Input
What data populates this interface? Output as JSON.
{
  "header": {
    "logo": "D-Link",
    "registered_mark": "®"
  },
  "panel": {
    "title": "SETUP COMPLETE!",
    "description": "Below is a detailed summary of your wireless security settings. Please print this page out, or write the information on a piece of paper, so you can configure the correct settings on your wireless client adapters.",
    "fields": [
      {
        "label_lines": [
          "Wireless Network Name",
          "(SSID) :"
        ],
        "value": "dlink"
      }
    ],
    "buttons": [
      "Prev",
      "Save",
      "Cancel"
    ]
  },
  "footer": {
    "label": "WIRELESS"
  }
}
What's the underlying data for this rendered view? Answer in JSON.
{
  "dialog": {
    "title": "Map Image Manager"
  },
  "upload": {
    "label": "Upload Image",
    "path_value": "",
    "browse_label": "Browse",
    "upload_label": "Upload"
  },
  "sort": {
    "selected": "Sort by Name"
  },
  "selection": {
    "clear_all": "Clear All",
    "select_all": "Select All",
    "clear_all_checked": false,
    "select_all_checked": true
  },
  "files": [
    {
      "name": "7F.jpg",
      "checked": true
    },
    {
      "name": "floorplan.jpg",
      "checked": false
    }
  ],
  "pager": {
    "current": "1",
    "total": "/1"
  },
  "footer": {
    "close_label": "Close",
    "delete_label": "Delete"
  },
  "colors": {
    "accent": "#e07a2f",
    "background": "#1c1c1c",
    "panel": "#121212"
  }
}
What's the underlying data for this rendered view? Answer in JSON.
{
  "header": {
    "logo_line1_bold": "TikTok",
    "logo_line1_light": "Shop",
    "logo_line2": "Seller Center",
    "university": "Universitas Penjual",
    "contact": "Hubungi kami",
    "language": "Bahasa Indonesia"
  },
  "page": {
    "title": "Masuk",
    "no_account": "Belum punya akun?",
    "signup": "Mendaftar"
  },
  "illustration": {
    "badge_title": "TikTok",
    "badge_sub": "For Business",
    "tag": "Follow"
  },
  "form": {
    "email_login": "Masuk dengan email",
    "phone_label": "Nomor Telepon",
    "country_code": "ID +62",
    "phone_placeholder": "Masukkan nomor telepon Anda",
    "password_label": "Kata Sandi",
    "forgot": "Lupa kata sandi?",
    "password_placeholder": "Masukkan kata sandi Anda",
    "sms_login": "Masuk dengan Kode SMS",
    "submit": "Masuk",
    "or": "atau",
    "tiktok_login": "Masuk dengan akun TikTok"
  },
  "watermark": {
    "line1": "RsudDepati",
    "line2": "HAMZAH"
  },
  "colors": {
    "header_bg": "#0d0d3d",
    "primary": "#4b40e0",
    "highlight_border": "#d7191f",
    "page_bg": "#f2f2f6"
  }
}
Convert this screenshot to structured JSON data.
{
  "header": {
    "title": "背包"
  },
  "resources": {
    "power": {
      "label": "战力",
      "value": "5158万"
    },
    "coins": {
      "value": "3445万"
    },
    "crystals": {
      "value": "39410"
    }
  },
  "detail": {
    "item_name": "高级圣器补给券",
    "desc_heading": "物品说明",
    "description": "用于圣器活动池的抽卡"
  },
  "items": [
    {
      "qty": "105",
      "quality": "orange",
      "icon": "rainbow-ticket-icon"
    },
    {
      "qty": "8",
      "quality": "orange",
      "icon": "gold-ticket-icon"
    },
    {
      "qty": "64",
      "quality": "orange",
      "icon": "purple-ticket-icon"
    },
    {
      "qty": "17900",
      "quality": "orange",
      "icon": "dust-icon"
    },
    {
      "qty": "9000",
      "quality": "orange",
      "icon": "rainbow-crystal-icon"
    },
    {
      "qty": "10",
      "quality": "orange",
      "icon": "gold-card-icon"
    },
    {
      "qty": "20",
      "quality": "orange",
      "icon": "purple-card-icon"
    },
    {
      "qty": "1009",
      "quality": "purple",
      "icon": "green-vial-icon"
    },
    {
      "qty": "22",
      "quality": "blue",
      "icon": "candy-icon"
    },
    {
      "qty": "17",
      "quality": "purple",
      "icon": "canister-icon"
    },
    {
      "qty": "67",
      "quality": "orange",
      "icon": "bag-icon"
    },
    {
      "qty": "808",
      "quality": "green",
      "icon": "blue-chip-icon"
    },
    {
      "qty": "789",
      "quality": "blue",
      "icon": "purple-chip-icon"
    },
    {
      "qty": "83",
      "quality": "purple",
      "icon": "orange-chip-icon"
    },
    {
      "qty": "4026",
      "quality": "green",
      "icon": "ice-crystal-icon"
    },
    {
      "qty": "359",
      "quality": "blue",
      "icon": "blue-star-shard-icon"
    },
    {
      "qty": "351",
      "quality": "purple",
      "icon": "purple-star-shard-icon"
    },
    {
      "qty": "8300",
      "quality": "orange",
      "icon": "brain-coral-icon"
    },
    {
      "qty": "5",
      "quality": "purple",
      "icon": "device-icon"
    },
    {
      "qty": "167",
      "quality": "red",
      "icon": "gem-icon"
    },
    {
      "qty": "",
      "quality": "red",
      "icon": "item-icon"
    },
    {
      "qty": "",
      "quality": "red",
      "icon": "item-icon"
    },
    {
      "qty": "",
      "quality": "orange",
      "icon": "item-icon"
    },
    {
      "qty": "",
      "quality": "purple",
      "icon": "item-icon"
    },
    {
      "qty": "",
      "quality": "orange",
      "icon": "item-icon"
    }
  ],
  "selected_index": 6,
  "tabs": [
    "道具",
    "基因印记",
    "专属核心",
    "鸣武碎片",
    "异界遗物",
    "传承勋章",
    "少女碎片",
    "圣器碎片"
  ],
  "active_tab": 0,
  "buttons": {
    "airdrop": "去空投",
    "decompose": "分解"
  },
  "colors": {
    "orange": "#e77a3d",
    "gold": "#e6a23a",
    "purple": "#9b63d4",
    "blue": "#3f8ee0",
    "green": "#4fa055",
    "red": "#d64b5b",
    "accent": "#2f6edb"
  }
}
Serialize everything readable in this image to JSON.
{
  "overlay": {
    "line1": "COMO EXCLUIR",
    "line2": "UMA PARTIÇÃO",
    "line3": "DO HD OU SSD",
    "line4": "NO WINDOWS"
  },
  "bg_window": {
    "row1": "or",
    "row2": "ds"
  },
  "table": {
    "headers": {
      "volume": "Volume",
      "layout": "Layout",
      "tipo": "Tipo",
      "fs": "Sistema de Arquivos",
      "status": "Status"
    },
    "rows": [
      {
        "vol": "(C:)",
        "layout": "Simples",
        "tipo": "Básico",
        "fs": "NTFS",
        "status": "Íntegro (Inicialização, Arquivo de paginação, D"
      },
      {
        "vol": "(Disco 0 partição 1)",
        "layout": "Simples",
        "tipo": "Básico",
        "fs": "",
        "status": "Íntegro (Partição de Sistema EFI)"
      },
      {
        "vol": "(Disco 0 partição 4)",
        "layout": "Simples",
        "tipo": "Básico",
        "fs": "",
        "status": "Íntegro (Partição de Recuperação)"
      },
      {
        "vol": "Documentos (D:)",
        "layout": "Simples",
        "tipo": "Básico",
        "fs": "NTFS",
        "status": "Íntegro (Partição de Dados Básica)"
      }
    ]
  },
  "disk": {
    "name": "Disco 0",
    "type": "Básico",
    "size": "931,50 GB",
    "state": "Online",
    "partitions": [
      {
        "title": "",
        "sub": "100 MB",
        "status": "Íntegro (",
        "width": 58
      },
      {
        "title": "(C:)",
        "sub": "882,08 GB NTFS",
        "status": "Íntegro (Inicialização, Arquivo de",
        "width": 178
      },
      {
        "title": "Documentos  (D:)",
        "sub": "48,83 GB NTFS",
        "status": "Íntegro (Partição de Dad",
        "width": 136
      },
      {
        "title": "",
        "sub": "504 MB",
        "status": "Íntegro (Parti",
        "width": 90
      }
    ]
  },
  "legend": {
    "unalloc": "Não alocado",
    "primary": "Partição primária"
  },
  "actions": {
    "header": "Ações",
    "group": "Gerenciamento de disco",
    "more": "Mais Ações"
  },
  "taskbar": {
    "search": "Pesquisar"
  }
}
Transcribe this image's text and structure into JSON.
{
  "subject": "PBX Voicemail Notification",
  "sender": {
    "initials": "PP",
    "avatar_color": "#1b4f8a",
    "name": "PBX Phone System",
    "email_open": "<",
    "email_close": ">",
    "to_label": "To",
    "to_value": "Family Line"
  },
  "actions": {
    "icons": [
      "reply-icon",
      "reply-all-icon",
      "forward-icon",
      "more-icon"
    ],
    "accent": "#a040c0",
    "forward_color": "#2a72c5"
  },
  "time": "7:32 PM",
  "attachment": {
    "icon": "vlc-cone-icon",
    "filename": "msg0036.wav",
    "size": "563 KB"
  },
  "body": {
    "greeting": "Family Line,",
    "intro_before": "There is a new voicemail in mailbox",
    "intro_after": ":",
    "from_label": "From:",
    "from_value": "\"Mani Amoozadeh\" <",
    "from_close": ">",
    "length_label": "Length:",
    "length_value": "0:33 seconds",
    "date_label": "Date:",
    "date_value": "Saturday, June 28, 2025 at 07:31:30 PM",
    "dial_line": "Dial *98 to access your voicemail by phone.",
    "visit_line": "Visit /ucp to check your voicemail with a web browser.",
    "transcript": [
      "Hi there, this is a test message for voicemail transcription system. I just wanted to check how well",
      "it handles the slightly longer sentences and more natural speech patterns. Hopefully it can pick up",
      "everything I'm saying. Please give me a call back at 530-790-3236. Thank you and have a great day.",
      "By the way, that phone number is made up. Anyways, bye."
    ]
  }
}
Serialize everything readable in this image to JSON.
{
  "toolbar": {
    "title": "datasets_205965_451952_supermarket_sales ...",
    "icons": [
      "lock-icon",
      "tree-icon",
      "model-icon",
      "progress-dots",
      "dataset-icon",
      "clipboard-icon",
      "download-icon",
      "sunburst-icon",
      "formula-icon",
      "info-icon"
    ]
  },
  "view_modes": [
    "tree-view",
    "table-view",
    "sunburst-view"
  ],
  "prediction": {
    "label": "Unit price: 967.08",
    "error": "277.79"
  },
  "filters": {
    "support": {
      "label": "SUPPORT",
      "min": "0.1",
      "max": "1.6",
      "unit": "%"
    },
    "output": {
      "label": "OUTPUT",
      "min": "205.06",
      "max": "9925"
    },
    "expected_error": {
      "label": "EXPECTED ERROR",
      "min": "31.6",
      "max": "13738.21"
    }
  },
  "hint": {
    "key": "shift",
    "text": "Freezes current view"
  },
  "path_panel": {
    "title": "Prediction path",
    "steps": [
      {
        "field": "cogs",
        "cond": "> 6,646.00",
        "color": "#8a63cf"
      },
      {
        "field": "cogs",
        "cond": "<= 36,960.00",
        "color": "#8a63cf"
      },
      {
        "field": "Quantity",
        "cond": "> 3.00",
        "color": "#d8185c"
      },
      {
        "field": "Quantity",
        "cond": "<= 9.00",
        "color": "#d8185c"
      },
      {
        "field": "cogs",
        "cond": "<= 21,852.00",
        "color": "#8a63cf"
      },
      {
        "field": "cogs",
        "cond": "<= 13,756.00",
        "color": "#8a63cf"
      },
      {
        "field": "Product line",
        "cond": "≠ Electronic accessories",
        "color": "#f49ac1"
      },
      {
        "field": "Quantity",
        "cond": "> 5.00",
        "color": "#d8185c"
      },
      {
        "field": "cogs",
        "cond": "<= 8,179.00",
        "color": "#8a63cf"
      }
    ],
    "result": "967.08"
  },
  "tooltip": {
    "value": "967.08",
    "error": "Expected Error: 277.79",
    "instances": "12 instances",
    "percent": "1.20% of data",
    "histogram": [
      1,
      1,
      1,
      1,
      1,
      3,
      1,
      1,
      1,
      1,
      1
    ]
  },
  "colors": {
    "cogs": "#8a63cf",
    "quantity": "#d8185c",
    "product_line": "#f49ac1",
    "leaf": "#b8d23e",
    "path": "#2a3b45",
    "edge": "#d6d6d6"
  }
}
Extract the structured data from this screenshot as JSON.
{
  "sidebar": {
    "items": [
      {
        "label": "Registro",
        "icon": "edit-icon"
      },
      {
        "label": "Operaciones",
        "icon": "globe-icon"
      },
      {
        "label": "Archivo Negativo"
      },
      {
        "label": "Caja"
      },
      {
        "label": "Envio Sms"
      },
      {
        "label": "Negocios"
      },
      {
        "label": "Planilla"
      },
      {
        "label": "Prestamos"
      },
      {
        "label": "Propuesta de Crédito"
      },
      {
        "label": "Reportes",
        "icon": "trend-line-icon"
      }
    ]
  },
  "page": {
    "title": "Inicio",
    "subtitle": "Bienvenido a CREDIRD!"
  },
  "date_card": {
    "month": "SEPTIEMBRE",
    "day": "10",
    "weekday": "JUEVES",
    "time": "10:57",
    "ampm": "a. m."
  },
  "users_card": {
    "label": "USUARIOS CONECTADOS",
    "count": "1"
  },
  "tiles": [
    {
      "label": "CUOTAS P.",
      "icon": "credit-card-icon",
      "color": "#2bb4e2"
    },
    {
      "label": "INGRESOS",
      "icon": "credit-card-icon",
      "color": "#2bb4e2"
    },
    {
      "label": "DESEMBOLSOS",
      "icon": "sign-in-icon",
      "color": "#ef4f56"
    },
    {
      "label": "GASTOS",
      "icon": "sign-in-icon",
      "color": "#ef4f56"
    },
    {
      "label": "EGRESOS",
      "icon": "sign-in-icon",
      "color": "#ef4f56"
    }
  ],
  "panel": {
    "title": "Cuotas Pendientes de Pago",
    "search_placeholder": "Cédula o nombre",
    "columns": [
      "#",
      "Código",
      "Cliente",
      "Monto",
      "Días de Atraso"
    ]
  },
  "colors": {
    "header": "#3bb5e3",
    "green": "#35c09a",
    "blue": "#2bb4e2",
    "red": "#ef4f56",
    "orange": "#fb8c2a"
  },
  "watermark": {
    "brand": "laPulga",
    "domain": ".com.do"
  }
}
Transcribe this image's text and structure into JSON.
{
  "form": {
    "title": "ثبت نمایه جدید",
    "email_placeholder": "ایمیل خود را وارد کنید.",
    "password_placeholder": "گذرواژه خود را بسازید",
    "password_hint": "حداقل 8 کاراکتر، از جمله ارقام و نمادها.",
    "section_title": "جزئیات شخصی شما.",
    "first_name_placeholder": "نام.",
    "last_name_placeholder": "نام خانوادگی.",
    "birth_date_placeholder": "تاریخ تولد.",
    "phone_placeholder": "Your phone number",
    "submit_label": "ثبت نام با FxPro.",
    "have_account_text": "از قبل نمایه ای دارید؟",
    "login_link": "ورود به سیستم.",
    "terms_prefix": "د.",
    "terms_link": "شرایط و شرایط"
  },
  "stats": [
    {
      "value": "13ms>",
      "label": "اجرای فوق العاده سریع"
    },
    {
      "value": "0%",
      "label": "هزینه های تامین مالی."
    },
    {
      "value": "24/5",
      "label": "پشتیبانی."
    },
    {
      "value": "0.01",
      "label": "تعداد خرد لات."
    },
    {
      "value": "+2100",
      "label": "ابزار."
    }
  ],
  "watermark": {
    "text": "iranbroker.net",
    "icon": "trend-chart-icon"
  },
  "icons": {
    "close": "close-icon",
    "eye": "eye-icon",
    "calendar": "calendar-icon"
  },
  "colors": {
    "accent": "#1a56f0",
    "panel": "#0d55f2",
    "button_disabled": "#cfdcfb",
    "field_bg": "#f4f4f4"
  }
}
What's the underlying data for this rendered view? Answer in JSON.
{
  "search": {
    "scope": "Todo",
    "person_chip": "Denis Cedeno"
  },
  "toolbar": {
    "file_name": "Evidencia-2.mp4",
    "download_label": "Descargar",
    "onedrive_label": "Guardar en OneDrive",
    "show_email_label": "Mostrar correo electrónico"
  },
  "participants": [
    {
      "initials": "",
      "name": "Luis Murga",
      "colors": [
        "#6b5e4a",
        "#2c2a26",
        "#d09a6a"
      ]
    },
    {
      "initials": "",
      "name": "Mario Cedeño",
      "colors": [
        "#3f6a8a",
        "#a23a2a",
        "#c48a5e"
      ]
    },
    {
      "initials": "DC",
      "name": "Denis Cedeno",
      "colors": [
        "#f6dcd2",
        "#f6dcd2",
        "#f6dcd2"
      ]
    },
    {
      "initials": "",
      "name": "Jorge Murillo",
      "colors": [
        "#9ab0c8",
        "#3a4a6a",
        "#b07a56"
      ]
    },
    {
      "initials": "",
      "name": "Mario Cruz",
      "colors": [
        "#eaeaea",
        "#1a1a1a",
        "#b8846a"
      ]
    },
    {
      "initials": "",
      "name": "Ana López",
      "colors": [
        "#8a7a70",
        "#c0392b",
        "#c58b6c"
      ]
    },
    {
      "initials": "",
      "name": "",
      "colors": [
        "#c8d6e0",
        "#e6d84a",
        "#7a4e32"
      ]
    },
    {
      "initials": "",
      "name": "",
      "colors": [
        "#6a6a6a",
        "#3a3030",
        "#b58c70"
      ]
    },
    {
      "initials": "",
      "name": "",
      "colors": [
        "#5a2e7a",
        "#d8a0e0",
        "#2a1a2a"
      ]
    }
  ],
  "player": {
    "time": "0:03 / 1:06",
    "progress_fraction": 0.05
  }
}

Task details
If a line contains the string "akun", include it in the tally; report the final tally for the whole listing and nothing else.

Task response
2